**Required work:**
Leave out the pictures, then return the records word for word.
═══ Exercise materials
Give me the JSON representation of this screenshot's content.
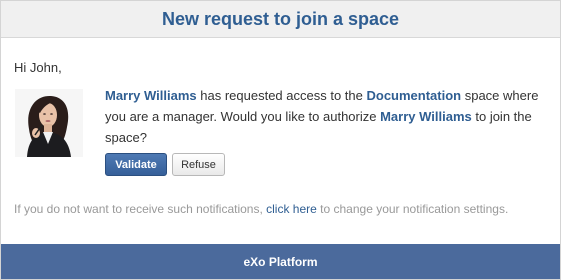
{
  "header": {
    "title": "New request to join a space"
  },
  "greeting": "Hi John,",
  "message": {
    "requester": "Marry Williams",
    "part1": " has requested access to the ",
    "space": "Documentation",
    "part2": " space where you are a manager. Would you like to authorize ",
    "requester_again": "Marry Williams",
    "part3": " to join the space?"
  },
  "actions": {
    "validate_label": "Validate",
    "refuse_label": "Refuse"
  },
  "notification_note": {
    "before": "If you do not want to receive such notifications, ",
    "link": "click here",
    "after": " to change your notification settings."
  },
  "footer": {
    "brand": "eXo Platform"
  },
  "colors": {
    "accent": "#2f5e92",
    "footer_bg": "#4b6a9c",
    "button_primary": "#3d679f"
  }
}
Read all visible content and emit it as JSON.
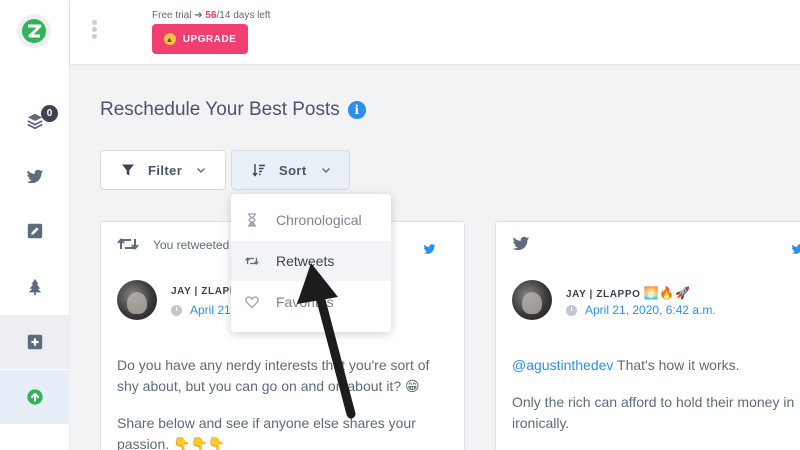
{
  "topbar": {
    "trial_prefix": "Free trial ➔ ",
    "trial_used": "56",
    "trial_suffix": "/14 days left",
    "upgrade_label": "UPGRADE"
  },
  "sidebar": {
    "queue_badge": "0",
    "items": [
      {
        "name": "queue",
        "icon": "layers-icon"
      },
      {
        "name": "twitter",
        "icon": "twitter-icon"
      },
      {
        "name": "compose",
        "icon": "edit-icon"
      },
      {
        "name": "evergreen",
        "icon": "tree-icon"
      },
      {
        "name": "add",
        "icon": "plus-square-icon"
      },
      {
        "name": "upload",
        "icon": "arrow-up-circle-icon"
      }
    ]
  },
  "page": {
    "title": "Reschedule Your Best Posts"
  },
  "controls": {
    "filter_label": "Filter",
    "sort_label": "Sort"
  },
  "sort_menu": {
    "items": [
      {
        "label": "Chronological",
        "icon": "hourglass-icon"
      },
      {
        "label": "Retweets",
        "icon": "retweet-icon"
      },
      {
        "label": "Favorites",
        "icon": "heart-icon"
      }
    ]
  },
  "cards": [
    {
      "header": "You retweeted",
      "author": "JAY | ZLAPPO",
      "date": "April 21",
      "paragraph1": "Do you have any nerdy interests that you're sort of shy about, but you can go on and on about it? 😁",
      "paragraph2": "Share below and see if anyone else shares your passion. 👇👇👇"
    },
    {
      "author": "JAY | ZLAPPO",
      "author_emoji": "🌅🔥🚀",
      "date": "April 21, 2020, 6:42 a.m.",
      "mention": "@agustinthedev",
      "paragraph1_rest": " That's how it works.",
      "paragraph2": "Only the rich can afford to hold their money in ironically."
    }
  ],
  "colors": {
    "accent_pink": "#ef3e6f",
    "link_blue": "#2b8ff0",
    "sidebar_active_green": "#2fb457"
  }
}
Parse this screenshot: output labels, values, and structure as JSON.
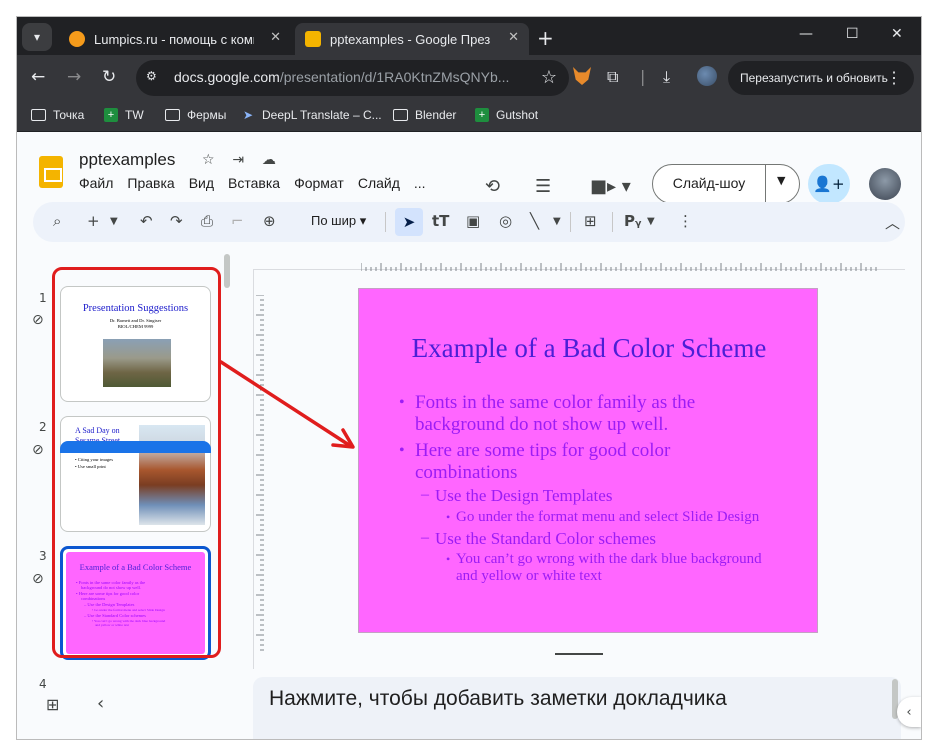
{
  "browser": {
    "tabs": [
      {
        "title": "Lumpics.ru - помощь с компьютером",
        "favicon": "orange-circle"
      },
      {
        "title": "pptexamples - Google Презентации",
        "favicon": "slides-icon"
      }
    ],
    "url_host": "docs.google.com",
    "url_path": "/presentation/d/1RA0KtnZMsQNYb...",
    "restart_label": "Перезапустить и обновить",
    "bookmarks": [
      {
        "label": "Точка",
        "icon": "folder-icon"
      },
      {
        "label": "TW",
        "icon": "green-plus-icon"
      },
      {
        "label": "Фермы",
        "icon": "folder-icon"
      },
      {
        "label": "DeepL Translate – C...",
        "icon": "deepl-icon"
      },
      {
        "label": "Blender",
        "icon": "folder-icon"
      },
      {
        "label": "Gutshot",
        "icon": "green-plus-icon"
      }
    ]
  },
  "doc": {
    "title": "pptexamples",
    "menu": [
      "Файл",
      "Правка",
      "Вид",
      "Вставка",
      "Формат",
      "Слайд",
      "..."
    ],
    "slideshow_label": "Слайд-шоу"
  },
  "toolbar": {
    "zoom_label": "По шир"
  },
  "filmstrip": {
    "numbers": [
      "1",
      "2",
      "3",
      "4"
    ],
    "slide1": {
      "title": "Presentation Suggestions",
      "line1": "Dr. Barnett and Dr. Singiser",
      "line2": "BIOL/CHEM 9999"
    },
    "slide2": {
      "title": "A Sad Day on Sesame Street",
      "bullets": [
        "Citing your images",
        "Use small print"
      ]
    },
    "slide3": {
      "title": "Example of a Bad Color Scheme"
    }
  },
  "slide": {
    "title": "Example of a Bad Color Scheme",
    "bullet1": "Fonts in the same color family as the",
    "bullet1b": "background do not show up well.",
    "bullet2": "Here are some tips for good color",
    "bullet2b": "combinations",
    "sub1": "Use the Design Templates",
    "subsub1": "Go under the format menu and select Slide Design",
    "sub2": "Use the Standard Color schemes",
    "subsub2": "You can’t go wrong with the dark blue background",
    "subsub2b": "and yellow or white text",
    "colors": {
      "background": "#ff66ff",
      "title": "#4b1fd6",
      "body": "#9d1cf5"
    }
  },
  "notes": {
    "placeholder": "Нажмите, чтобы добавить заметки докладчика"
  },
  "annotation": {
    "highlight_color": "#e01d1d"
  }
}
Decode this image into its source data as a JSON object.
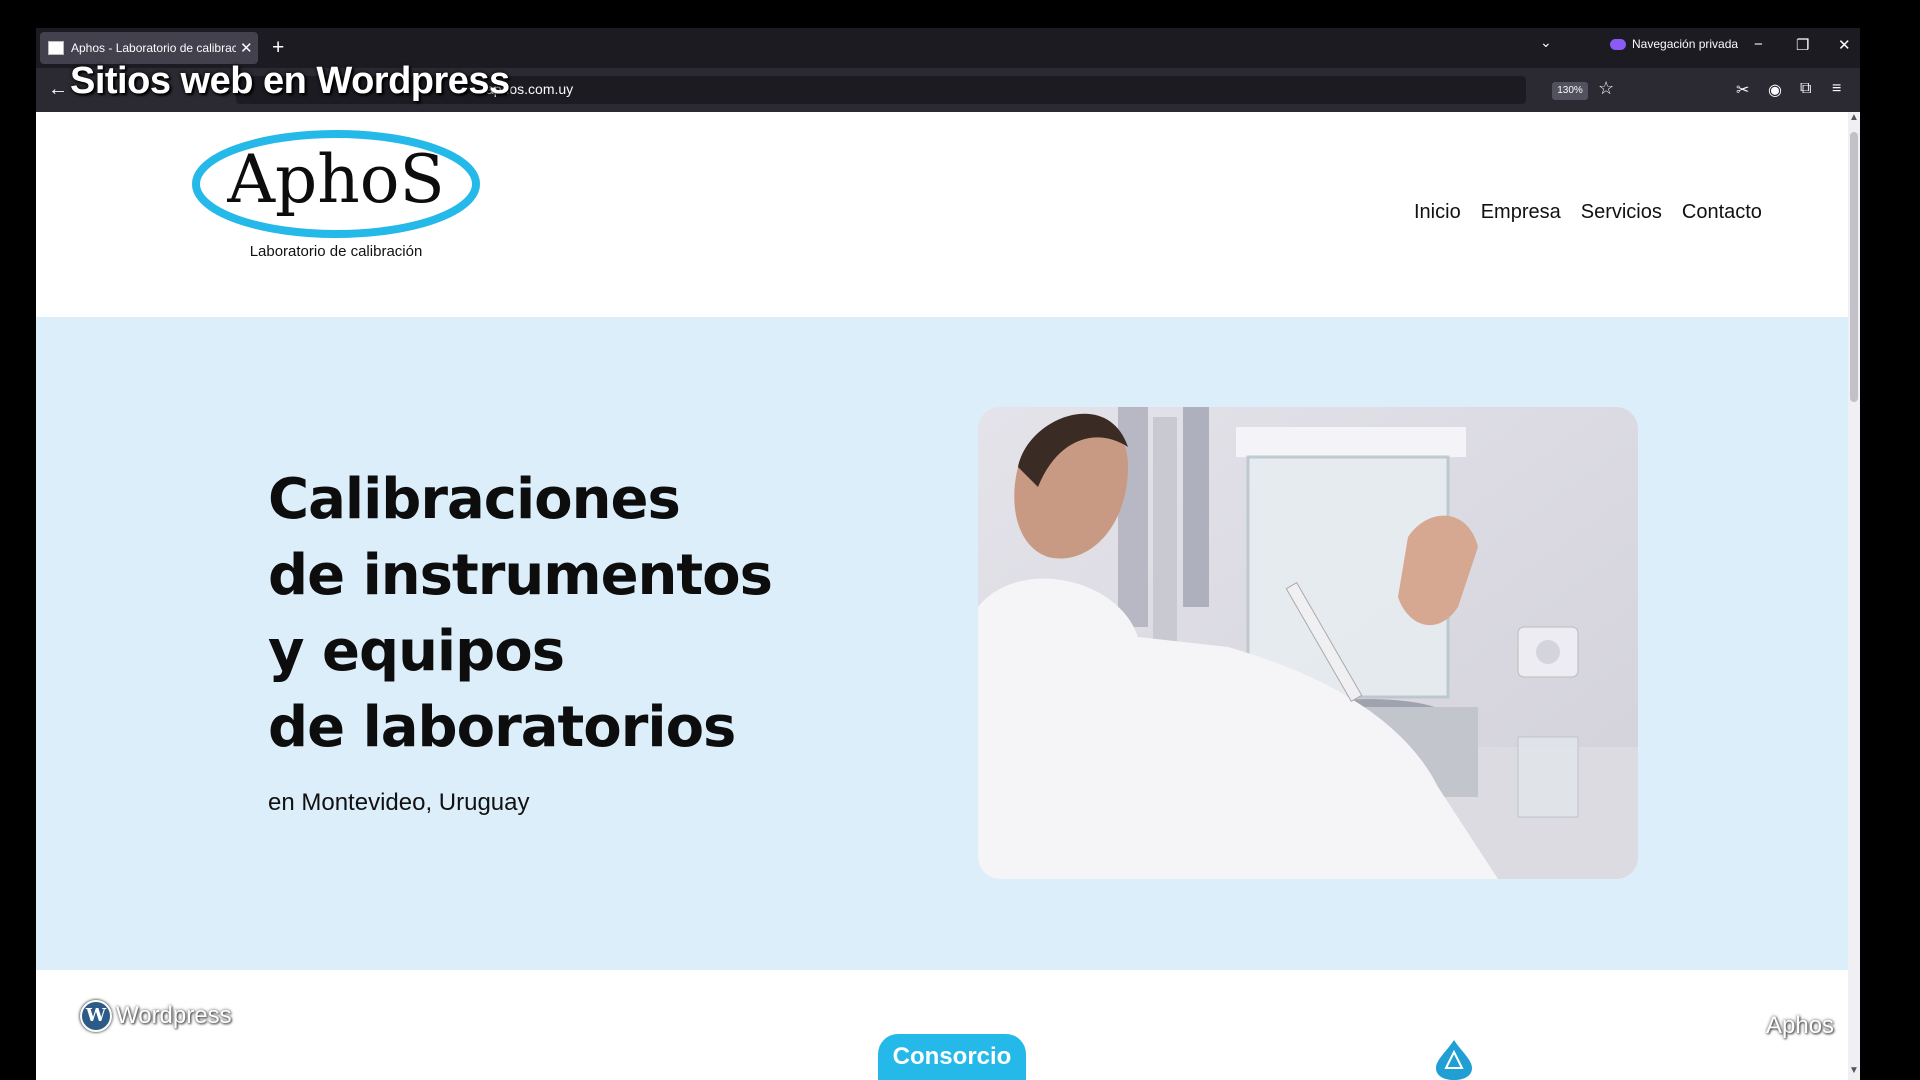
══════
**Response for this exercise:**
Give me the JSON representation of this screenshot's content.
{
  "header": {
    "title": "New request to join a space"
  },
  "greeting": "Hi John,",
  "message": {
    "requester": "Marry Williams",
    "part1": " has requested access to the ",
    "space": "Documentation",
    "part2": " space where you are a manager. Would you like to authorize ",
    "requester_again": "Marry Williams",
    "part3": " to join the space?"
  },
  "actions": {
    "validate_label": "Validate",
    "refuse_label": "Refuse"
  },
  "notification_note": {
    "before": "If you do not want to receive such notifications, ",
    "link": "click here",
    "after": " to change your notification settings."
  },
  "footer": {
    "brand": "eXo Platform"
  },
  "colors": {
    "accent": "#2f5e92",
    "footer_bg": "#4b6a9c",
    "button_primary": "#3d679f"
  }
}
Read all visible content and emit it as JSON.
{
  "topbar": {
    "trial_prefix": "Free trial ➔ ",
    "trial_used": "56",
    "trial_suffix": "/14 days left",
    "upgrade_label": "UPGRADE"
  },
  "sidebar": {
    "queue_badge": "0",
    "items": [
      {
        "name": "queue",
        "icon": "layers-icon"
      },
      {
        "name": "twitter",
        "icon": "twitter-icon"
      },
      {
        "name": "compose",
        "icon": "edit-icon"
      },
      {
        "name": "evergreen",
        "icon": "tree-icon"
      },
      {
        "name": "add",
        "icon": "plus-square-icon"
      },
      {
        "name": "upload",
        "icon": "arrow-up-circle-icon"
      }
    ]
  },
  "page": {
    "title": "Reschedule Your Best Posts"
  },
  "controls": {
    "filter_label": "Filter",
    "sort_label": "Sort"
  },
  "sort_menu": {
    "items": [
      {
        "label": "Chronological",
        "icon": "hourglass-icon"
      },
      {
        "label": "Retweets",
        "icon": "retweet-icon"
      },
      {
        "label": "Favorites",
        "icon": "heart-icon"
      }
    ]
  },
  "cards": [
    {
      "header": "You retweeted",
      "author": "JAY | ZLAPPO",
      "date": "April 21",
      "paragraph1": "Do you have any nerdy interests that you're sort of shy about, but you can go on and on about it? 😁",
      "paragraph2": "Share below and see if anyone else shares your passion. 👇👇👇"
    },
    {
      "author": "JAY | ZLAPPO",
      "author_emoji": "🌅🔥🚀",
      "date": "April 21, 2020, 6:42 a.m.",
      "mention": "@agustinthedev",
      "paragraph1_rest": " That's how it works.",
      "paragraph2": "Only the rich can afford to hold their money in ironically."
    }
  ],
  "colors": {
    "accent_pink": "#ef3e6f",
    "link_blue": "#2b8ff0",
    "sidebar_active_green": "#2fb457"
  }
}
Parse this screenshot: output labels, values, and structure as JSON.
{
  "browser": {
    "tabs": [
      {
        "title": "Lumpics.ru - помощь с компьютером",
        "favicon": "orange-circle"
      },
      {
        "title": "pptexamples - Google Презентации",
        "favicon": "slides-icon"
      }
    ],
    "url_host": "docs.google.com",
    "url_path": "/presentation/d/1RA0KtnZMsQNYb...",
    "restart_label": "Перезапустить и обновить",
    "bookmarks": [
      {
        "label": "Точка",
        "icon": "folder-icon"
      },
      {
        "label": "TW",
        "icon": "green-plus-icon"
      },
      {
        "label": "Фермы",
        "icon": "folder-icon"
      },
      {
        "label": "DeepL Translate – C...",
        "icon": "deepl-icon"
      },
      {
        "label": "Blender",
        "icon": "folder-icon"
      },
      {
        "label": "Gutshot",
        "icon": "green-plus-icon"
      }
    ]
  },
  "doc": {
    "title": "pptexamples",
    "menu": [
      "Файл",
      "Правка",
      "Вид",
      "Вставка",
      "Формат",
      "Слайд",
      "..."
    ],
    "slideshow_label": "Слайд-шоу"
  },
  "toolbar": {
    "zoom_label": "По шир"
  },
  "filmstrip": {
    "numbers": [
      "1",
      "2",
      "3",
      "4"
    ],
    "slide1": {
      "title": "Presentation Suggestions",
      "line1": "Dr. Barnett and Dr. Singiser",
      "line2": "BIOL/CHEM 9999"
    },
    "slide2": {
      "title": "A Sad Day on Sesame Street",
      "bullets": [
        "Citing your images",
        "Use small print"
      ]
    },
    "slide3": {
      "title": "Example of a Bad Color Scheme"
    }
  },
  "slide": {
    "title": "Example of a Bad Color Scheme",
    "bullet1": "Fonts in the same color family as the",
    "bullet1b": "background do not show up well.",
    "bullet2": "Here are some tips for good color",
    "bullet2b": "combinations",
    "sub1": "Use the Design Templates",
    "subsub1": "Go under the format menu and select Slide Design",
    "sub2": "Use the Standard Color schemes",
    "subsub2": "You can’t go wrong with the dark blue background",
    "subsub2b": "and yellow or white text",
    "colors": {
      "background": "#ff66ff",
      "title": "#4b1fd6",
      "body": "#9d1cf5"
    }
  },
  "notes": {
    "placeholder": "Нажмите, чтобы добавить заметки докладчика"
  },
  "annotation": {
    "highlight_color": "#e01d1d"
  }
}
Decode this image into its source data as a JSON object.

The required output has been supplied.